"Blessed is he that shall eat bread in the Kingdom of God." We all come as far as that. I think the whole audience comes as far as that. I do not believe there is a man or woman or child in this house who has seen anything of the vision of the Kingdom of God as revealed in Jesus, but would say, blessed is the man who lives there. Jesus saw the great multitudes; He sees them now; He holds us for the moment; let Him speak. Oh, that I could be silent and be hidden, and Christ only heard and seen! The pierced hands seem to me to be sifting amongst us tonight, beginning here in the pulpit. He is after men and women who will help Him to fight. Am I prepared? If any man will come after Me toward that Kingdom, he must come My way. If any man will help Me in the building and the battle, he must take up his own cross. That is the Sacramentum. Are we prepared to take the oath of allegiance? Presently, many of us will gather about the table which we call the sacrament; and in that sense it is well so named. Any man who sits at that table and takes that bread and fruit of the vine, who does not at the same time deny himself and realize his responsibility to the world and to Christ, is a traitor as he partakes. "This is My body broken, My blood shed, for you." Let a man examine himself, and eat. This is the sacramentum and the symbol of it. Not that the taking of the bread and wine is sufficient; but it is the outward and visible sign of the inward and invisible attitude. There may be men and women here who have never yet enlisted under the banner of Christ, who have never yet begun to follow Him even for their own soul's salvation; let such begin to follow Him tonight for His sake, for the sake of the world, for the sake of His battle and His building; and if you will do so, I invite you to this table. Tonight there is no after-meeting, no inquiry room where we can speak together; none is necessary.
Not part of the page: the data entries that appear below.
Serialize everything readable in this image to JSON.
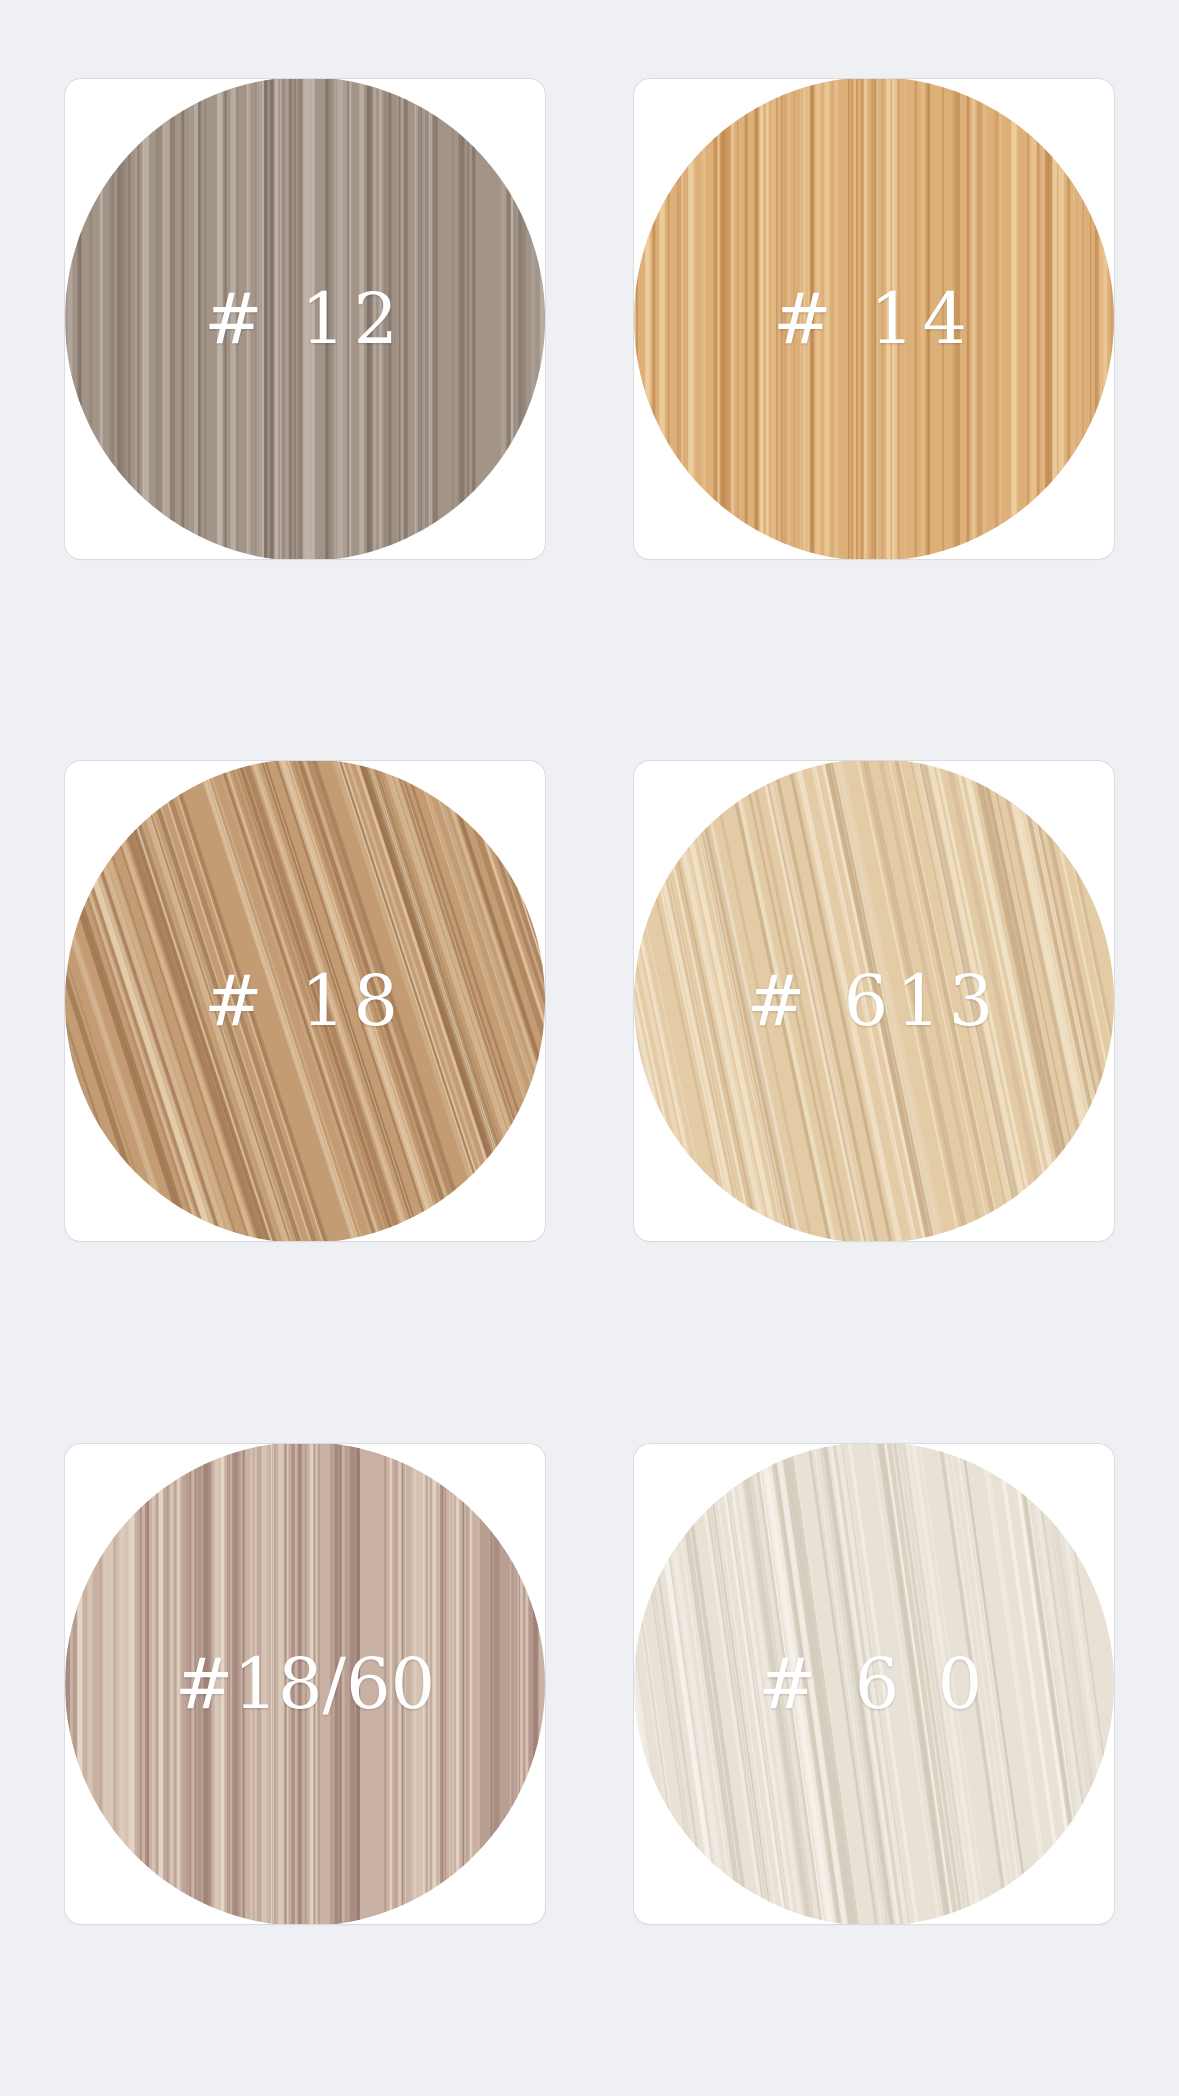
{
  "swatches": [
    {
      "label": "# 12",
      "base": "#a39488",
      "light": "#c6bbb1",
      "dark": "#7e7066",
      "angle": 0
    },
    {
      "label": "# 14",
      "base": "#ddb07a",
      "light": "#f0d3a4",
      "dark": "#c08a52",
      "angle": 0
    },
    {
      "label": "# 18",
      "base": "#c39c74",
      "light": "#e6cfae",
      "dark": "#9c7350",
      "angle": 18
    },
    {
      "label": "# 613",
      "base": "#e3cba6",
      "light": "#f3e6cd",
      "dark": "#c6a985",
      "angle": 12
    },
    {
      "label": "#18/60",
      "base": "#c9b2a4",
      "light": "#ece0cf",
      "dark": "#9c7c72",
      "angle": 0
    },
    {
      "label": "# 6 0",
      "base": "#e8e1d6",
      "light": "#f7f3ec",
      "dark": "#cfc6b7",
      "angle": 8
    }
  ]
}
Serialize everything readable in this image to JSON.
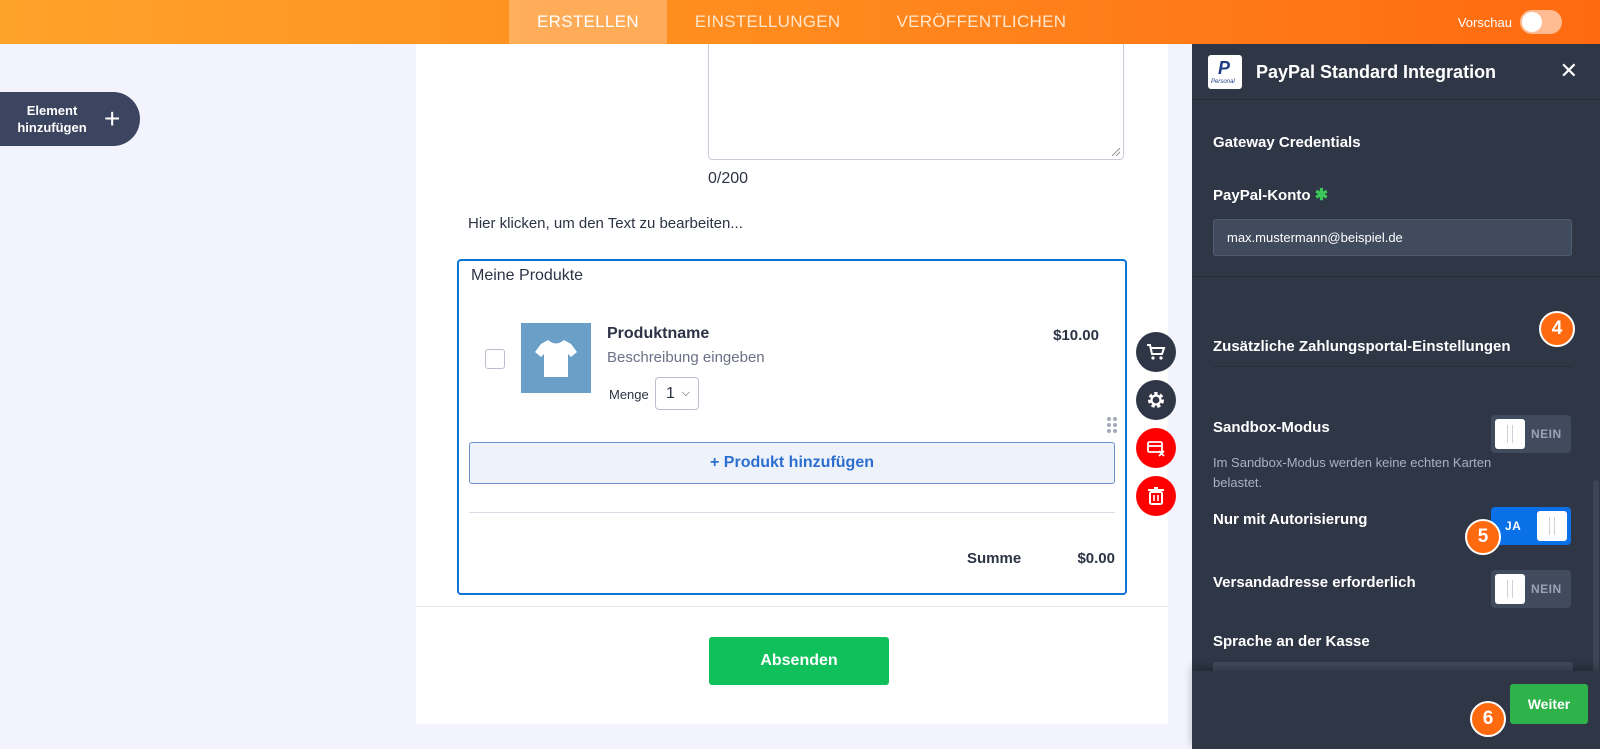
{
  "topbar": {
    "tabs": [
      {
        "label": "ERSTELLEN",
        "active": true
      },
      {
        "label": "EINSTELLUNGEN",
        "active": false
      },
      {
        "label": "VERÖFFENTLICHEN",
        "active": false
      }
    ],
    "preview_label": "Vorschau",
    "preview_on": false
  },
  "sidebar": {
    "add_element_label": "Element hinzufügen",
    "add_element_icon": "plus-icon"
  },
  "form": {
    "char_count": "0/200",
    "edit_text": "Hier klicken, um den Text zu bearbeiten...",
    "products": {
      "title": "Meine Produkte",
      "items": [
        {
          "name": "Produktname",
          "description": "Beschreibung eingeben",
          "price": "$10.00",
          "quantity_label": "Menge",
          "quantity": "1",
          "image_icon": "tshirt-icon"
        }
      ],
      "add_product_label": "+ Produkt hinzufügen",
      "sum_label": "Summe",
      "sum_value": "$0.00"
    },
    "submit_label": "Absenden"
  },
  "tools": [
    {
      "name": "cart-icon"
    },
    {
      "name": "gear-icon"
    },
    {
      "name": "remove-payment-icon"
    },
    {
      "name": "trash-icon"
    }
  ],
  "panel": {
    "logo_letter": "P",
    "logo_caption": "Personal",
    "title": "PayPal Standard Integration",
    "gateway_title": "Gateway Credentials",
    "account_label": "PayPal-Konto",
    "required_mark": "✱",
    "account_value": "max.mustermann@beispiel.de",
    "additional_title": "Zusätzliche Zahlungsportal-Einstellungen",
    "options": [
      {
        "label": "Sandbox-Modus",
        "state_text": "NEIN",
        "on": false,
        "description": "Im Sandbox-Modus werden keine echten Karten belastet."
      },
      {
        "label": "Nur mit Autorisierung",
        "state_text": "JA",
        "on": true
      },
      {
        "label": "Versandadresse erforderlich",
        "state_text": "NEIN",
        "on": false
      }
    ],
    "language_label": "Sprache an der Kasse",
    "next_label": "Weiter"
  },
  "badges": [
    "4",
    "5",
    "6"
  ],
  "colors": {
    "accent_orange": "#ff6a10",
    "panel_bg": "#2f3646",
    "submit_green": "#10c05b",
    "next_green": "#2db34a",
    "toggle_on_blue": "#0a70e8",
    "tool_red": "#ff0000"
  }
}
Sit at this table, as one who says, "Tonight I will take up my cross and follow Him." By such act you take the oath of allegiance. God grant that the King may tonight find some men and women for His building and His battle.